Kumasi Realism is at its strongest when considering the careers of individual artists. Each case study functions as a mini-monograph, charting not only an artist's production, but also their place in the city's intricate artistic networks. By considering artists at various stages in their careers, the case studies holistically construct the genealogy of Kumasi Realism, tracking the progression from art student to instructor and influencer. As both observer of, and major player in, Kumasi's art world, Kwami's argument benefits from his access to a wide variety of primary sources, including his unpublished interviews with Kumasi artists and instructors. It also draws deeply upon art teaching materials in the Kumasi university archives, several unpublished Ghanaian manuscripts and theses, as well as government reports and papers. Though sometimes heavy-handed in translating this wealth of information into prose, the substantial material presented by Kwami will prove equally engaging to scholars of Ghanaian art history and to students of art pedagogy.

While Kwami admirably documents Kumasi's art education systems, greater examination of the commercial and exhibition opportunities of these painters—especially those not employed by sign workshops—would have made his argument more convincing by ruling out the possible effects of non-educational influences on subject matter and style. Perhaps the most serious limitation of this study is the absence of female artists: in Kwami's telling, Kumasi Realism is an exclusively male practice. While the 2002–2003 statistics for KNUST-COA (p. 379) do indicate lower female art school enrollment, none of the case studies examine female artists; only a glimpse of female artists at work in a sign shop and a handful of names in the “List of Artists” implies their involvement in this practice. The BA dissertation of Yoshimi Kanazawa, whose work as Kwami's research assistant underlies much of Chapter 4, does discuss gender in relation to sign shop practices. Though included in full as an appendix in the dissertation, it was omitted in the book.

Regrettably, greater editorial care should have been taken when adapting Kwami's 2007 dissertation (Open University, UK) into book format. Readers are frequently directed to nonexistent or mislabeled cross-textual references and figures. As many works are being illustrated for the first time, both this inattention to the book's structure—and the poor quality of many of the images—detracts from their otherwise revelatory dissemination. The volume also lacks an index, which would have been greatly appreciated by those seeking the many carefully researched details.

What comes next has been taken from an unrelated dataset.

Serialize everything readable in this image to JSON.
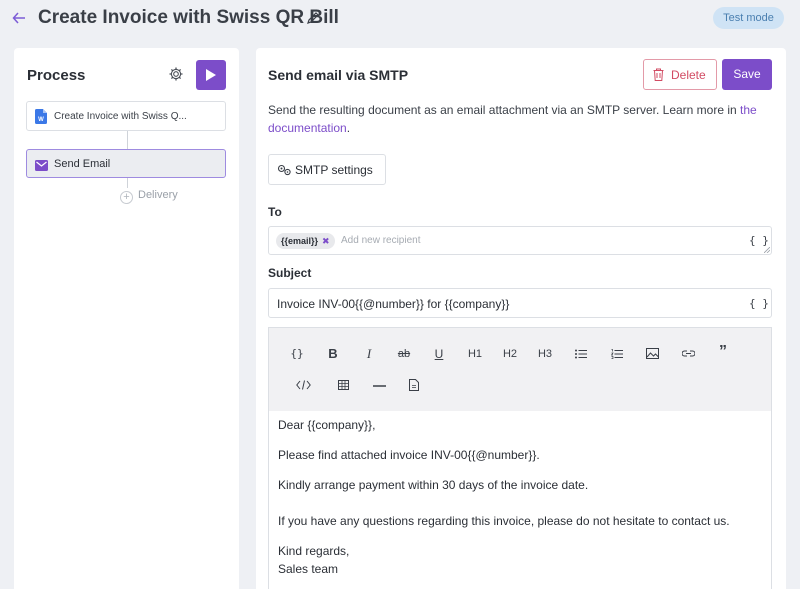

By elucidating the systematic training used in the sign workshops and the shared pool of visual resources used by Kumasi's artists, Kwami deftly dispels both the autodidact myth, and the division between college-trained and sign painters seen most profoundly outside of Ghana, but also expressed within the country's art colleges. As a voice in the ongoing contemporary/traditional debate, and in the continually expanding conversation about African modernisms, Kumasi Realism argues for an expanded scope of modernity that spans not just geographically, but also theoretically and temporally, stretching the bounds of increasingly outmoded dualisms.